The season started like many of Carroll’s since moving to East London in summer 2012; a decent showing on the opening day of the campaign in a 2-1 defeat to Chelsea, challenging the Blues’ backline almost single-handed, instantaneously followed by an injury that would keep him out of action until December.
But since returning towards the end of 2016, Carroll has enjoyed one of those spells that have defined his career as much as his many injury layoffs, where power and presence, combined with cute finishing, has rendered him almost unplayable for opposing defences. West Ham’s results are evidence enough. Since starting against Burnley midway through December, the Hammers have won seven of the nine Premier League games in which Carroll has started; before that, Slaven Bilic’s side had claimed just three top flight victories all season.
Of course, some would argue West Ham’s wayward results were linked with the absence of a natural striker and thus, Carroll has simply fallen into place at just the right time. But individually too, it’s been an impressive few weeks for the former Newcastle man, netting four times in his last four appearances – including a Goal of the Season contender that many are dubbing the best-executed bicycle kick in Premier League history.
Perhaps that’s generous, but the statistics are tough to argue with. In terms of per-ninety-minutes, Kane is the only English striker to rank higher than Carroll in the Premier League this term, whilst the likes of Sturridge, Rooney and Vardy are way below his 0.7 average – that’s despite Carroll producing less efforts at goal than Sturridge, Rooney and even Kane.
The other statistic that stands out is, inevitably, aerial duels won – undoubtedly Carroll’s defining strength, even if other aspects of his game deserve similar, if not equal, praise. Peter Crouch is the only English striker to rank better in this regard, although it’s worth pointing out that no Premier League player averages higher than Carroll per-match at a staggering 9.2.
Once again, Carroll’s tidy finishing proves he’s more than simply a modern-day Emile Heskey – a monolithic lump of brawn to stick the ball to, in the hope of creating some havoc in the final third. Likewise, only one of his Premier League goals this season have actually come via his head. Nonetheless, logic suggests that will be how he’s utilised by Southgate – an alternative option to give England a more direct and physical approach.

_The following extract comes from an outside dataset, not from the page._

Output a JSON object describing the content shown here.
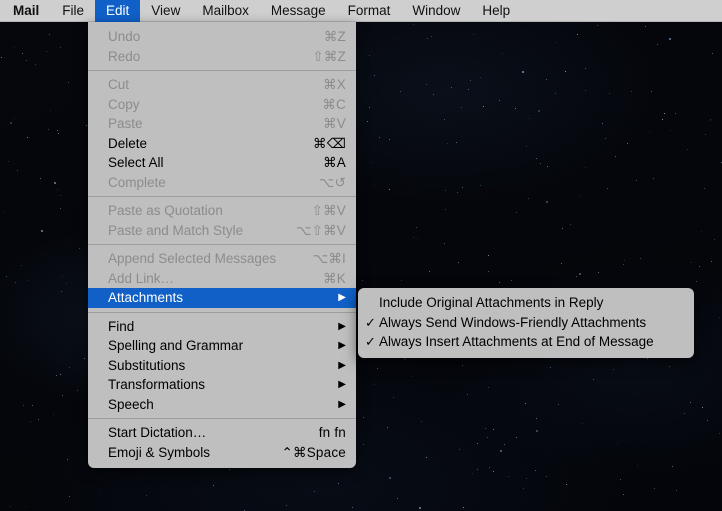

Yet, the stats once again work in Carroll’s favour. After four games in charge, it’s unclear what Southgate’s philosophy is or if he even has one. Thus far, we’ve seen quite simply four measured and balanced performances from England, with no real bias between attack and defence, wing or central play one way or the other.
And although they average significantly lesser than the Hammers in terms of long balls per match this season, 70 compared to 57, the Three Lions have still produced 18 crosses per match during Southgate’s short stint in charge. With five being accurate on average and dynamic full-backs Kyle Walker and Danny Rose in fantastic form, the stats suggest Carroll would get the right kind of supply to capitalise in the air – and England could really do with someone who can, winning just four headers in the opposition box throughout Southgate’s four-game reign.
However, there are alternatives for Southgate to consider. Jermain Defoe is continuing to demonstrate his pedigree, even in a rock-bottom Sunderland side at the age of 34, Peter Crouch is enjoying a renaissance after breaking into the Premier League’s 100-club – both have huge experience at international level – and Troy Deeney’s committed character and street-footballer style could appeal to Southgate.
Likewise, although he doesn’t feature in our infographic because he’s operated mainly as a winger this season, Arsenal’s Theo Walcott could also be an option, boasting 14 goals already this term.
But in terms of old-fashioned No.9s enjoying good form, who can offer something a little different, it’s hard to look past Carroll and his imposing 6 foot 4 frame, which could cause Lithuania all kinds of problems and give Southgate tactical variety upon facing Germany. So, do you think Carroll deserves a recall?